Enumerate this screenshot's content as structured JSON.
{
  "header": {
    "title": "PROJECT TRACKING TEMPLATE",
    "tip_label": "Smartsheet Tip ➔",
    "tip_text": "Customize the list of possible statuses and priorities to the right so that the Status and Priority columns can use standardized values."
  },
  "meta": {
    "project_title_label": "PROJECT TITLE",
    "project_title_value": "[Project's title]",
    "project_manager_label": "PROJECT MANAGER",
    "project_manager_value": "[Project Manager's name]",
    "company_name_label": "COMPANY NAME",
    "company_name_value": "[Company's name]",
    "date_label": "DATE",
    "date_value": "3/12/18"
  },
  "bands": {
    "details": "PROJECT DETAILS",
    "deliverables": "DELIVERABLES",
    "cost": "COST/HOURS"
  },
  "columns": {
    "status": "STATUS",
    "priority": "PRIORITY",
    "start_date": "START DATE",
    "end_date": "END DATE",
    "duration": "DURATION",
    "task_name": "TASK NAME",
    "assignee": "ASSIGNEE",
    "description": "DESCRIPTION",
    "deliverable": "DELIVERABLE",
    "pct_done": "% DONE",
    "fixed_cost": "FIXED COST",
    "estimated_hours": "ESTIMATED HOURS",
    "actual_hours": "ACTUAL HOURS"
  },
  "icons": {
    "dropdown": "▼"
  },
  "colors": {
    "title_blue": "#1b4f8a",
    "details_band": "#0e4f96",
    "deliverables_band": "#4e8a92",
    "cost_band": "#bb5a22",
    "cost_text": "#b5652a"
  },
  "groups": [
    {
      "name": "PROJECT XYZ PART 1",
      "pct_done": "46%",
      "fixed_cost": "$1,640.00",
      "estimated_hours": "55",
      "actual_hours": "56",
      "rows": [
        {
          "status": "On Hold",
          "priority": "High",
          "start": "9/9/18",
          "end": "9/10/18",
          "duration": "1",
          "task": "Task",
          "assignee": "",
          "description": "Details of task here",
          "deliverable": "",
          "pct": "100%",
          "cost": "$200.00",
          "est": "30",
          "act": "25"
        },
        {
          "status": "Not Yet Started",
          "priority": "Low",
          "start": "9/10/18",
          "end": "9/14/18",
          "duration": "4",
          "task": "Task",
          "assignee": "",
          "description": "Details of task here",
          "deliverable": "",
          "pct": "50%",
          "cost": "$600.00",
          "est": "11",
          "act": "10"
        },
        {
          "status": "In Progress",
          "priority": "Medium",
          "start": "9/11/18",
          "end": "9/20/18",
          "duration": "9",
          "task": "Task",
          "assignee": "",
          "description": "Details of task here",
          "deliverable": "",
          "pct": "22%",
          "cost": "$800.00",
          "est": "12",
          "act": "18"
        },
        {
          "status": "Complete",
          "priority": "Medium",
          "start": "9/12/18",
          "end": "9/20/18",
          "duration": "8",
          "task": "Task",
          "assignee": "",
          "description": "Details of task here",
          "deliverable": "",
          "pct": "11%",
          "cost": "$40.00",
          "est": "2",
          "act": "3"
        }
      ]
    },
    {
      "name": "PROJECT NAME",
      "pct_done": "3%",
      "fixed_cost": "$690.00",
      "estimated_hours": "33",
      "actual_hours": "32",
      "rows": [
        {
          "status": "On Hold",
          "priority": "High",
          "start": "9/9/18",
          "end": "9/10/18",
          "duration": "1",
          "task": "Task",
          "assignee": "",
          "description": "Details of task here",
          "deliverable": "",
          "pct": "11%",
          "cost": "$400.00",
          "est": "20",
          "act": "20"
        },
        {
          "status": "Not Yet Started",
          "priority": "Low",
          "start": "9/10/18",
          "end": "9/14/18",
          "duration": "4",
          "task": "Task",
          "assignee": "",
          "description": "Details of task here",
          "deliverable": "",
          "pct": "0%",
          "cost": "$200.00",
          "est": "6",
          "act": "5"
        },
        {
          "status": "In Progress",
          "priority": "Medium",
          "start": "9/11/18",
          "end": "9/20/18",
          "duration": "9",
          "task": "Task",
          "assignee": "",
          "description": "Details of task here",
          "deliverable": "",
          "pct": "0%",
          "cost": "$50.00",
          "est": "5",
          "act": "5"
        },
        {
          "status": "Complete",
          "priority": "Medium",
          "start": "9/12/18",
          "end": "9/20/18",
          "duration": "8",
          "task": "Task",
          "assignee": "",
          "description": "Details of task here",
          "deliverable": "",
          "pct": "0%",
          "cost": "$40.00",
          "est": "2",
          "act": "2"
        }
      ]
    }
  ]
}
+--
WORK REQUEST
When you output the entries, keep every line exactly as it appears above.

COMPLETED TASK
Enumerate this screenshot's content as structured JSON.
{
  "header": {
    "title": "PROJECT TRACKING TEMPLATE",
    "tip_label": "Smartsheet Tip ➔",
    "tip_text": "Customize the list of possible statuses and priorities to the right so that the Status and Priority columns can use standardized values."
  },
  "meta": {
    "project_title_label": "PROJECT TITLE",
    "project_title_value": "[Project's title]",
    "project_manager_label": "PROJECT MANAGER",
    "project_manager_value": "[Project Manager's name]",
    "company_name_label": "COMPANY NAME",
    "company_name_value": "[Company's name]",
    "date_label": "DATE",
    "date_value": "3/12/18"
  },
  "bands": {
    "details": "PROJECT DETAILS",
    "deliverables": "DELIVERABLES",
    "cost": "COST/HOURS"
  },
  "columns": {
    "status": "STATUS",
    "priority": "PRIORITY",
    "start_date": "START DATE",
    "end_date": "END DATE",
    "duration": "DURATION",
    "task_name": "TASK NAME",
    "assignee": "ASSIGNEE",
    "description": "DESCRIPTION",
    "deliverable": "DELIVERABLE",
    "pct_done": "% DONE",
    "fixed_cost": "FIXED COST",
    "estimated_hours": "ESTIMATED HOURS",
    "actual_hours": "ACTUAL HOURS"
  },
  "icons": {
    "dropdown": "▼"
  },
  "colors": {
    "title_blue": "#1b4f8a",
    "details_band": "#0e4f96",
    "deliverables_band": "#4e8a92",
    "cost_band": "#bb5a22",
    "cost_text": "#b5652a"
  },
  "groups": [
    {
      "name": "PROJECT XYZ PART 1",
      "pct_done": "46%",
      "fixed_cost": "$1,640.00",
      "estimated_hours": "55",
      "actual_hours": "56",
      "rows": [
        {
          "status": "On Hold",
          "priority": "High",
          "start": "9/9/18",
          "end": "9/10/18",
          "duration": "1",
          "task": "Task",
          "assignee": "",
          "description": "Details of task here",
          "deliverable": "",
          "pct": "100%",
          "cost": "$200.00",
          "est": "30",
          "act": "25"
        },
        {
          "status": "Not Yet Started",
          "priority": "Low",
          "start": "9/10/18",
          "end": "9/14/18",
          "duration": "4",
          "task": "Task",
          "assignee": "",
          "description": "Details of task here",
          "deliverable": "",
          "pct": "50%",
          "cost": "$600.00",
          "est": "11",
          "act": "10"
        },
        {
          "status": "In Progress",
          "priority": "Medium",
          "start": "9/11/18",
          "end": "9/20/18",
          "duration": "9",
          "task": "Task",
          "assignee": "",
          "description": "Details of task here",
          "deliverable": "",
          "pct": "22%",
          "cost": "$800.00",
          "est": "12",
          "act": "18"
        },
        {
          "status": "Complete",
          "priority": "Medium",
          "start": "9/12/18",
          "end": "9/20/18",
          "duration": "8",
          "task": "Task",
          "assignee": "",
          "description": "Details of task here",
          "deliverable": "",
          "pct": "11%",
          "cost": "$40.00",
          "est": "2",
          "act": "3"
        }
      ]
    },
    {
      "name": "PROJECT NAME",
      "pct_done": "3%",
      "fixed_cost": "$690.00",
      "estimated_hours": "33",
      "actual_hours": "32",
      "rows": [
        {
          "status": "On Hold",
          "priority": "High",
          "start": "9/9/18",
          "end": "9/10/18",
          "duration": "1",
          "task": "Task",
          "assignee": "",
          "description": "Details of task here",
          "deliverable": "",
          "pct": "11%",
          "cost": "$400.00",
          "est": "20",
          "act": "20"
        },
        {
          "status": "Not Yet Started",
          "priority": "Low",
          "start": "9/10/18",
          "end": "9/14/18",
          "duration": "4",
          "task": "Task",
          "assignee": "",
          "description": "Details of task here",
          "deliverable": "",
          "pct": "0%",
          "cost": "$200.00",
          "est": "6",
          "act": "5"
        },
        {
          "status": "In Progress",
          "priority": "Medium",
          "start": "9/11/18",
          "end": "9/20/18",
          "duration": "9",
          "task": "Task",
          "assignee": "",
          "description": "Details of task here",
          "deliverable": "",
          "pct": "0%",
          "cost": "$50.00",
          "est": "5",
          "act": "5"
        },
        {
          "status": "Complete",
          "priority": "Medium",
          "start": "9/12/18",
          "end": "9/20/18",
          "duration": "8",
          "task": "Task",
          "assignee": "",
          "description": "Details of task here",
          "deliverable": "",
          "pct": "0%",
          "cost": "$40.00",
          "est": "2",
          "act": "2"
        }
      ]
    }
  ]
}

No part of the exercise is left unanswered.